Assignment
Omit any picture, and return the remaining data exactly as written.
*** Exercise inputs ***
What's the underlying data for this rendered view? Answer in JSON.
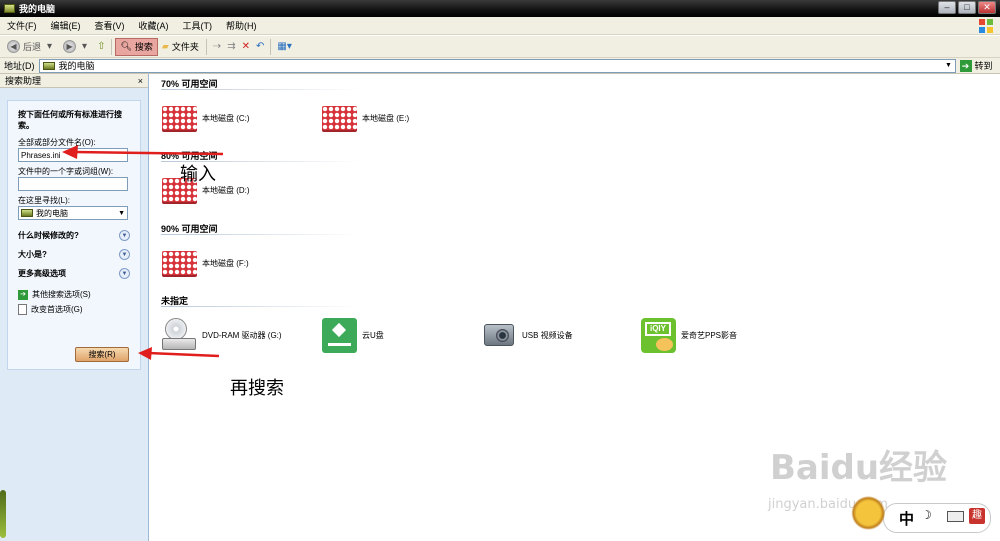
{
  "window": {
    "title": "我的电脑"
  },
  "menu": [
    "文件(F)",
    "编辑(E)",
    "查看(V)",
    "收藏(A)",
    "工具(T)",
    "帮助(H)"
  ],
  "toolbar": {
    "back_label": "后退",
    "search_label": "搜索",
    "folders_label": "文件夹"
  },
  "address": {
    "label": "地址(D)",
    "value": "我的电脑",
    "go_label": "转到"
  },
  "search_pane": {
    "header": "搜索助理",
    "close": "×",
    "instruction": "按下面任何或所有标准进行搜索。",
    "filename_label": "全部或部分文件名(O):",
    "filename_value": "Phrases.ini",
    "phrase_label": "文件中的一个字或词组(W):",
    "phrase_value": "",
    "lookin_label": "在这里寻找(L):",
    "lookin_value": "我的电脑",
    "options": [
      "什么时候修改的?",
      "大小是?",
      "更多高级选项"
    ],
    "links": [
      "其他搜索选项(S)",
      "改变首选项(G)"
    ],
    "search_button": "搜索(R)"
  },
  "groups": [
    {
      "header": "70% 可用空间",
      "items": [
        "本地磁盘 (C:)",
        "本地磁盘 (E:)"
      ]
    },
    {
      "header": "80% 可用空间",
      "items": [
        "本地磁盘 (D:)"
      ]
    },
    {
      "header": "90% 可用空间",
      "items": [
        "本地磁盘 (F:)"
      ]
    },
    {
      "header": "未指定",
      "items": [
        "DVD-RAM 驱动器 (G:)",
        "云U盘",
        "USB 视频设备",
        "爱奇艺PPS影音"
      ]
    }
  ],
  "annotations": {
    "input_note": "输入",
    "search_note": "再搜索"
  },
  "watermark": {
    "brand": "Baidu经验",
    "url": "jingyan.baidu.com"
  },
  "ime": {
    "mode": "中",
    "moon": "☽",
    "tool": "趣"
  },
  "colors": {
    "arrow": "#e01e1e",
    "disk": "#d7333a"
  }
}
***
Problem solution
What's the underlying data for this rendered view? Answer in JSON.
{
  "window": {
    "title": "我的电脑"
  },
  "menu": [
    "文件(F)",
    "编辑(E)",
    "查看(V)",
    "收藏(A)",
    "工具(T)",
    "帮助(H)"
  ],
  "toolbar": {
    "back_label": "后退",
    "search_label": "搜索",
    "folders_label": "文件夹"
  },
  "address": {
    "label": "地址(D)",
    "value": "我的电脑",
    "go_label": "转到"
  },
  "search_pane": {
    "header": "搜索助理",
    "close": "×",
    "instruction": "按下面任何或所有标准进行搜索。",
    "filename_label": "全部或部分文件名(O):",
    "filename_value": "Phrases.ini",
    "phrase_label": "文件中的一个字或词组(W):",
    "phrase_value": "",
    "lookin_label": "在这里寻找(L):",
    "lookin_value": "我的电脑",
    "options": [
      "什么时候修改的?",
      "大小是?",
      "更多高级选项"
    ],
    "links": [
      "其他搜索选项(S)",
      "改变首选项(G)"
    ],
    "search_button": "搜索(R)"
  },
  "groups": [
    {
      "header": "70% 可用空间",
      "items": [
        "本地磁盘 (C:)",
        "本地磁盘 (E:)"
      ]
    },
    {
      "header": "80% 可用空间",
      "items": [
        "本地磁盘 (D:)"
      ]
    },
    {
      "header": "90% 可用空间",
      "items": [
        "本地磁盘 (F:)"
      ]
    },
    {
      "header": "未指定",
      "items": [
        "DVD-RAM 驱动器 (G:)",
        "云U盘",
        "USB 视频设备",
        "爱奇艺PPS影音"
      ]
    }
  ],
  "annotations": {
    "input_note": "输入",
    "search_note": "再搜索"
  },
  "watermark": {
    "brand": "Baidu经验",
    "url": "jingyan.baidu.com"
  },
  "ime": {
    "mode": "中",
    "moon": "☽",
    "tool": "趣"
  },
  "colors": {
    "arrow": "#e01e1e",
    "disk": "#d7333a"
  }
}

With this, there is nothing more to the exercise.